We’ve seen the results of some of these sprint projects before: ‘PrettyLoaded’, is a gallery of Flash preloaders. ‘Hope vs Despair’ mixes electronics and web, and my new favourite site, the ‘Most Awesomest thing ever’, which may well be the most aweomest thing ever.
All experiments carry some degree of risk. Trying anything new is risky but it’s the only path to innovation. This summer Big Spaceship embarked on an experiment they call I.P Fridays. Throughout the summer client work was banned from Friday afternoons. This time was ring-fenced for cross-team internal projects. The output of this was Corpsify, MATE v.2 and the wonderful Taco Finder app for iPhone.
Joshua was very candid about what worked and what didn’t with this experimental working practice. The main positives being that crewmembers knew what to do during down time and it was healthy for them to work with other teams. Maintaining project momentum across mixed teams proved to be the most difficult part. Although he admitted they won’t be repeating this again next year it does seem that this process works best for augmentation of existing work.

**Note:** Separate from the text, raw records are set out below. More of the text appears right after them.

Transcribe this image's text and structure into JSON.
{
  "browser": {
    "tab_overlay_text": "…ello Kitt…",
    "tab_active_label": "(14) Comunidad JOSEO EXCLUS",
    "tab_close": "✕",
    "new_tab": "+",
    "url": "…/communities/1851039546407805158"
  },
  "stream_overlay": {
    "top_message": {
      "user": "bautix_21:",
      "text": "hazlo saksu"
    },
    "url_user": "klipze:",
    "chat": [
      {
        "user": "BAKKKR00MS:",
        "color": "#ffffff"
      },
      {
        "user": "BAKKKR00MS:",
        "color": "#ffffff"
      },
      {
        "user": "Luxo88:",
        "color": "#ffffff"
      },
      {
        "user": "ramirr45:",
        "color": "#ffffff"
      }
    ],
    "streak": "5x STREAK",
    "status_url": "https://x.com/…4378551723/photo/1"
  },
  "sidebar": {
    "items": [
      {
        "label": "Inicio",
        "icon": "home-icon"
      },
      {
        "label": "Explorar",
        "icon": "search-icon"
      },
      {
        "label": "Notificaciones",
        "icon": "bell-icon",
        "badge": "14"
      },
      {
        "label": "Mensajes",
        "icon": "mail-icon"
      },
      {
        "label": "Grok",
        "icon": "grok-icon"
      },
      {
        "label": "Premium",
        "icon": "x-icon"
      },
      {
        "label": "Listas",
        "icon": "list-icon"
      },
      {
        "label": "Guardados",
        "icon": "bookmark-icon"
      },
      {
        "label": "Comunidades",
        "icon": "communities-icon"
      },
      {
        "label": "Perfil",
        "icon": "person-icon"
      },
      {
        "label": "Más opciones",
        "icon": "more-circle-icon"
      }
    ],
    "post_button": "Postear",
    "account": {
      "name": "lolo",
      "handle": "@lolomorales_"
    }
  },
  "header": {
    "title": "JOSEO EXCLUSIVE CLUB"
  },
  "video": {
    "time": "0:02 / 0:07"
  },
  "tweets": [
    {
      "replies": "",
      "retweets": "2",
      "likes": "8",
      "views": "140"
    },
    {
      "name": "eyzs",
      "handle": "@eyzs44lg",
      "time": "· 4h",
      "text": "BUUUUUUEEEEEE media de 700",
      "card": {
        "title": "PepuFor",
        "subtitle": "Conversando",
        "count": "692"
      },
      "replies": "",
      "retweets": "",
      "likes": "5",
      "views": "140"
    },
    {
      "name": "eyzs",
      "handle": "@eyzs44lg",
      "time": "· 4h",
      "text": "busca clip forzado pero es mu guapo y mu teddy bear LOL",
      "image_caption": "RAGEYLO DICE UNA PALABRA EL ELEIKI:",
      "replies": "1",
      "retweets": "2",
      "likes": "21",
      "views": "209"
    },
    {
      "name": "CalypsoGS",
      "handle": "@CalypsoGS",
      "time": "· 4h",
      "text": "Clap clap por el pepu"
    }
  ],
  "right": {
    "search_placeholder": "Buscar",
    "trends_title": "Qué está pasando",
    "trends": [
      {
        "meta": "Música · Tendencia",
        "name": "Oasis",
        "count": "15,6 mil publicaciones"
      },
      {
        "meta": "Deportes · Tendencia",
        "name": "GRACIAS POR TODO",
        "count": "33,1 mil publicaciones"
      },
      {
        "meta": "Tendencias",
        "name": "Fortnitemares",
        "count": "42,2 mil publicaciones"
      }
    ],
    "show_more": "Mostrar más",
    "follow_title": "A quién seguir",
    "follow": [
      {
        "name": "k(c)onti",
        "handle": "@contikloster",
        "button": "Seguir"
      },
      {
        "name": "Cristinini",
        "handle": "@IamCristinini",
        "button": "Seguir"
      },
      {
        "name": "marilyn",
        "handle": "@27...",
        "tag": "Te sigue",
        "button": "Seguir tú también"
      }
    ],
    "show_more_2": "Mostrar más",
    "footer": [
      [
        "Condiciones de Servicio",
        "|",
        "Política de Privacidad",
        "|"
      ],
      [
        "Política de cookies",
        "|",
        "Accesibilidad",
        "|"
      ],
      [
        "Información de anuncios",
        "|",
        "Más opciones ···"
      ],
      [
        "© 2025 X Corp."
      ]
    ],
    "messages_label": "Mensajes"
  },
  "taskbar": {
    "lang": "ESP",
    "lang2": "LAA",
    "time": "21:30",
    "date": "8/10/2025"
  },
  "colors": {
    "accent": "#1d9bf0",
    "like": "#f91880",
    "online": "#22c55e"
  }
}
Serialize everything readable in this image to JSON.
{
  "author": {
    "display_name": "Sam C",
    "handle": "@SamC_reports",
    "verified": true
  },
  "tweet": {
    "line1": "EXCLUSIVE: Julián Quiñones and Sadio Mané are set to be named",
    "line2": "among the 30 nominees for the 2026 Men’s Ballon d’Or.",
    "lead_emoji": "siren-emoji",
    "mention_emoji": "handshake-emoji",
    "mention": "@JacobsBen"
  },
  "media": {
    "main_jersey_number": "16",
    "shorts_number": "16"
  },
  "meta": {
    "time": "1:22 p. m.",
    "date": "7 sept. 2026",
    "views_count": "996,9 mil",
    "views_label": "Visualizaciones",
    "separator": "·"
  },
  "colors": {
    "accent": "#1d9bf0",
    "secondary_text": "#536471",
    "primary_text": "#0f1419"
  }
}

As Big Spaceship approach their 10th birthday it seems the innovation and drive that have brought them this far is still a core part of what they do.
The last talk was delivered by Jared Tarbell and this year he focused on the new ways of producing stuff and how he creates things with lasers, wood and paper. For those of us that can't afford our own 3D printer or laser cutter, Jared highlighted several shops offering this such as ponoko.com and shapeways.com. A great and somewhat different presentation than the ones he has delivered earlier. As he has done on former conferences, Jared also gave away quite a few of his really nice wooden cubes with invaders-theme to a lucky few attendees. He had also brought with him almost 400 small and beautiful fold-it-yourself paper boxes so many of the attendees left the session with a souvenir.
As usual, there was a closing ceremony to the conference but no big raffle this year. Instead, conference organizer John Davey showed off the winners in this years beanie-competition that had some quite creative entries. The ten winners each got a pass to next years conference. John then went over to his Mac and pulled up a new website: geekybynature.com. From March 31st to April 1st next year, he will put on a brand new conference in New York! Several of the usual suspects are already confirmed as speakers so this looks to be a good event for the US crowd.
John Dalziel is a founding member of FlashMagazine and regularly reports from community events in the UK. He has also written for Macromedia, New Riders, Actionscript.com and Ultrashock.com.